Given YouTube have taken pre-emptive action against Russell Brand, stopping him from making money on their platform, it would have been perfectly reasonable for the Select Committee to ask other platforms what stance they were taking.
However, it was a clear and misguided overreach for the Select Committee to express concern that Russell Brand - without being charged or convicted of an offence - was still being allowed by Rumble to make a living.
We simply cannot have a situation where whenever anyone has allegations made about them, they instantly have their livelihood removed from them by a self-appointed lynch mob.
We believe in the rule of law in this country for good reason, and everyone - including select committee members (perhaps especially select committee members) - should remember that.
We now have calls for Caroline Dinenage to resign as Chairman of the Select Committee on the back of this ill-advised letter.

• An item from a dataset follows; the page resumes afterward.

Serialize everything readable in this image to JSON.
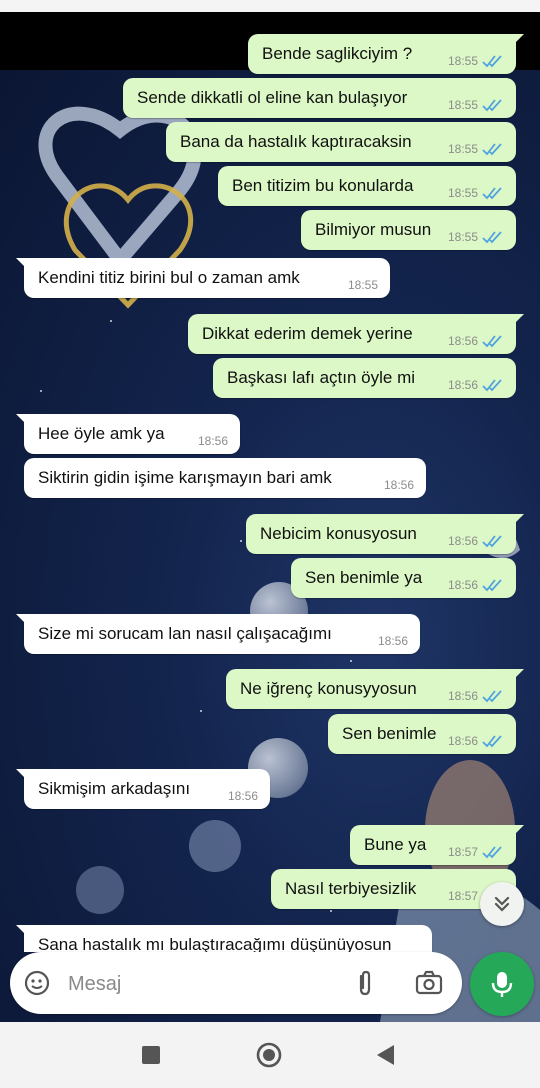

Those calls are being led by my GB News colleague Laurence Fox.
Laurence is a great champion of free speech and is one of the most effective opponents of cancel culture. I am therefore surprised that Laurence of all people thinks Caroline should be cancelled for doing something with which he disagrees.
Surely we can all stress our disagreement with someone without demanding they are sacked for making a mistake - however outraged we might be by it.
I should also point out that whilst the letter has Caroline's name at the bottom of it as Chairman, normal protocol requires that all letters from select committees are agreed upon by the whole committee before being sent, so all members - unless any were outvoted - should take equal responsibility for the sending of the letter.
The DCMS Select Committee has clearly overstepped the mark - and the backlash will hopefully make all parliamentarians think twice about acting as prosecutor, jury and judge when serious allegations are made about people.
Russell Brand has denied all allegations against him
Caroline Dinenage should apologise on behalf of the committee for the wording of the letter, and acknowledge that expressing concern at Russell Brand's continued employment was inappropriate.
But come on Laurence, Caroline Dinenage doesn't need to resign, nor should she, for simply doing something which you vehemently disagree with. Let's not turn the sensible assertion of "innocent until proven guilty" into creating a new victim of cancel culture from the most unlikely source.